“Here’s a video from Camp Pendleton of unmasked Marines queued up for haircuts during the pandemic,” tweeted another. “So how about ‘no’?” That video of troops without masks or practicing social distancing even shocked Secretary of Defense Esper, who called for a military haircut halt, only to be contradicted by the chairman of the Joint Chiefs of Staff, desperate to maintain regulation cuts in the pandemic moment. That inspired a mocking rebuke of “haircut heroes” on Twitter.
Unfortunately, as Covid-19 spread on the aircraft carrier the USS Theodore Roosevelt, that ship became emblematic of how ill-prepared the current Pentagon leadership proved to be in combatting the virus. Despite at least 100 cases being reported on board — 955 crewmembers would, in the end, test positive for the disease and Chief Petty Officer Charles Robert Thacker Jr. would die of it — senior Navy leaders were slow to respond. Instead, they kept those sailors at close quarters and in an untenable situation of increasing risk. When an emailed letter expressing the concerns of the ship’s commander, Captain Brett Crozier, was leaked to the press he was quickly removed from command. But while his bosses may not have appreciated his efforts for his crew, his sailors did. He left the ship to a hero’s farewell.
All of this is not to say that some parts of the U.S. military haven’t tried to step up as Covid-19 spreads. The Pentagon has, for instance, awarded contracts to build “alternate care” facilities to help relieve pressure on hospitals. The Uniformed Services University of the Health Sciences is allowing its doctors and nurses to join the military early. Several months into this crisis, the Pentagon has finally used the Defense Production Act to launch a process to produce $133 million worth of crucial N95 respirator masks and $415 million worth of N95 critical-care decontamination units. But these are modest acts in the midst of a pandemic and at a moment when bailouts, fraud, and delays suggest that the military-industrial complex hasn’t proved capable of delivering effectively, even for its own troops.
Meanwhile, the Beltway bandits that make up that complex have spotted a remarkable opportunity to secure many of their hopes and dreams. Their success in putting their desires and their profits ahead of the true national security of Americans was already clear enough in the staggering pre-pandemic $1.2 trillion national security budget. (Meanwhile, of course, key federal medical structures were underfunded or disbanded in the Trump administration years, undermining the actual security of the country.) That kind of disproportionate spending helps explain why the richest nation on the planet has proven so incapable of providing even the necessary personal protective equipment for frontline healthcare workers, no less the testing needed to make this country safer.
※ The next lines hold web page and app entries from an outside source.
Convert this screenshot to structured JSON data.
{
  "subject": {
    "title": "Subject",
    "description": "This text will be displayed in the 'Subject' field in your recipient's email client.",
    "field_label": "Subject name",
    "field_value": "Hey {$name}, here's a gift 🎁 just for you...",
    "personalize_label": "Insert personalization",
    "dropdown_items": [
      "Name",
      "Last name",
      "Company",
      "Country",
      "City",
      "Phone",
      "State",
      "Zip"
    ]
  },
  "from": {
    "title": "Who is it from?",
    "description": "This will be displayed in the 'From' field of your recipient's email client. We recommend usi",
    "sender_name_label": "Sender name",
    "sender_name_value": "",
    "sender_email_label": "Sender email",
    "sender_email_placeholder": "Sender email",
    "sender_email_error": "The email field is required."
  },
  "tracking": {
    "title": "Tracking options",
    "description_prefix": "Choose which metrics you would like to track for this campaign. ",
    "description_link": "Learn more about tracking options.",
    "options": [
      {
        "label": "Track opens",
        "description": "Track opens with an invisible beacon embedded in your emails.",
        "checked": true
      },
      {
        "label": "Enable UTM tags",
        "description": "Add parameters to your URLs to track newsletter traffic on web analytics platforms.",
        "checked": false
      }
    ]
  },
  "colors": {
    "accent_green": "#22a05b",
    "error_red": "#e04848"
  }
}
The defense industry has asked for, and received, a lot in this time of soaring cases of disease and death. While there is undoubtedly a role for the giant weapons makers and for the Pentagon to play in this crisis, they have shown themselves to be anything but effective lead institutions in the response to this moment. It’s time for the military-industrial complex to truly pay back an American public that has been beyond generous to it.
Isn’t it finally time as well to reduce the “defense” budget and put more of our resources into the real national security crisis at hand?
Mandy Smithberger, a TomDispatch regular, is the director of the Center for Defense Information at the Project On Government Oversight (POGO).